"Transseries" are a kind of generalized power series that allow things like fractional exponents and exponentials (with another transseries as the exponent). I know very little about them but I have looked through e.g. Edgar's Transseries for beginners. The transseries considered there are "expansions around infinity", so that the powers of the variable $x$ must decrease to the right; thus for instance the usual power series $\sum_{n=0}^\infty \frac{x^n}{n!}$ for $e^x$ is not a transseries (at $\infty$), but we do I think have a transseries

$$ \sum_{n=0}^\infty \frac{1}{n! x^n}$$

that is a sort of power series at $\infty$ for $e^{1/x}$.

On the other hand, unless I am confused, $e^{1/x}$ is also itself a transseries. So it seems that in the world of transseries we have two different ways to represent the same function $f(x)=e^{1/x}$, as "$e^{1/x}$" and as the above series "$ \sum_{n=0}^\infty \frac{1}{n! x^n}$".

My question is, assuming this is correct, how should I think about this redundancy? Is it an unavoidable disadvantage of the extra expressivity of transseries over power series? Or is there some positive reason why we want to distinguish "$e^{1/x}$" and "$ \sum_{n=0}^\infty \frac{1}{n! x^n}$"?

  • $\begingroup$ @GerryMyerson As I said, a transseries is allowed to contain exponentials with transseries exponent, as well as powers of x. The basic "monomial" appearing in a transseries is of the form $x^n e^T$, where $T$ is another transseries. $\endgroup$ – Mike Shulman Jan 11 '16 at 4:51
  • 1
    $\begingroup$ Oops! $T$ is not just any transseries, it has to be "purely large", which rules out $1/x$. $\endgroup$ – Mike Shulman Jan 11 '16 at 5:00
  • $\begingroup$ You can know the rules which allow to avoid redundancies by combining "Orders of infinity" (in the sense of Hardy) and Neumann-Malcev series. $\endgroup$ – Duchamp Gérard H. E. Nov 28 '17 at 5:46

How embarassing; I puzzled over this for several days, only to figure out the answer an hour after posting the question.

A transseries is only allowed to contain exponentials $e^T$ when $T$ is a "purely large" transseries: one all of whose terms "go to infinity as $x$ does". That rules out $1/x$ as an allowable exponent. I hope/suppose that this restriction actually suffices to rule out any other apparent redundancies of this sort.

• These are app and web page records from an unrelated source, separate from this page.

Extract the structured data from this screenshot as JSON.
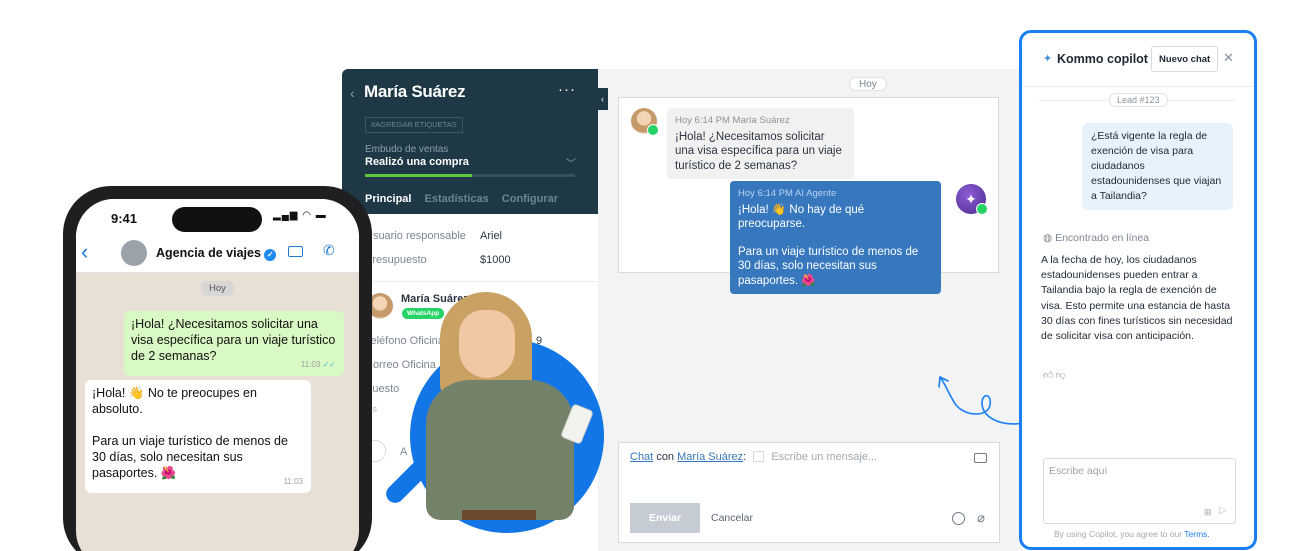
{
  "chat": {
    "day": "Hoy",
    "inbound": {
      "meta": "Hoy 6:14 PM María Suárez",
      "text": "¡Hola! ¿Necesitamos solicitar una visa específica para un viaje turístico de 2 semanas?"
    },
    "outbound": {
      "meta": "Hoy 6:14 PM AI Agente",
      "line1": "¡Hola! 👋 No hay de qué preocuparse.",
      "line2": "Para un viaje turístico de menos de 30 días, solo necesitan sus pasaportes. 🌺"
    },
    "composer": {
      "chat_link": "Chat",
      "con": "con",
      "contact_link": "María Suárez",
      "colon": ":",
      "placeholder": "Escribe un mensaje...",
      "send_label": "Enviar",
      "cancel_label": "Cancelar"
    }
  },
  "lead": {
    "name": "María Suárez",
    "menu": "···",
    "tag_button": "#AGREGAR ETIQUETAS",
    "funnel_label": "Embudo de ventas",
    "funnel_value": "Realizó una compra",
    "funnel_progress": 0.51,
    "tabs": [
      "Principal",
      "Estadísticas",
      "Configurar"
    ],
    "fields": [
      {
        "label": "Usuario responsable",
        "value": "Ariel"
      },
      {
        "label": "Presupuesto",
        "value": "$1000"
      }
    ],
    "contact": {
      "name": "María Suárez",
      "channel": "WhatsApp",
      "fields": [
        "Teléfono Oficina",
        "Correo Oficina",
        "Puesto",
        "...s"
      ],
      "partial_value": "9",
      "add_label": "A"
    }
  },
  "phone": {
    "time": "9:41",
    "status_icons": "▂▄▆ ◠ ▬",
    "chat_title": "Agencia de viajes",
    "day": "Hoy",
    "outgoing": {
      "text": "¡Hola! ¿Necesitamos solicitar una visa específica para un viaje turístico de 2 semanas?",
      "time": "11:03"
    },
    "incoming": {
      "line1": "¡Hola! 👋 No te preocupes en absoluto.",
      "line2": "Para un viaje turístico de menos de 30 días, solo necesitan sus pasaportes. 🌺",
      "time": "11:03"
    }
  },
  "copilot": {
    "title": "Kommo copilot",
    "new_chat": "Nuevo chat",
    "lead_tag": "Lead #123",
    "user_question": "¿Está vigente la regla de exención de visa para ciudadanos estadounidenses que viajan a Tailandia?",
    "found_label": "Encontrado en línea",
    "answer": "A la fecha de hoy, los ciudadanos estadounidenses pueden entrar a Tailandia bajo la regla de exención de visa. Esto permite una estancia de hasta 30 días con fines turísticos sin necesidad de solicitar visa con anticipación.",
    "input_placeholder": "Escribe aquí",
    "footer_text": "By using Copilot, you agree to our",
    "footer_link": "Terms."
  }
}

Your Answer

By clicking “Post Your Answer”, you agree to our terms of service, privacy policy and cookie policy

Not the answer you're looking for? Browse other questions tagged or ask your own question.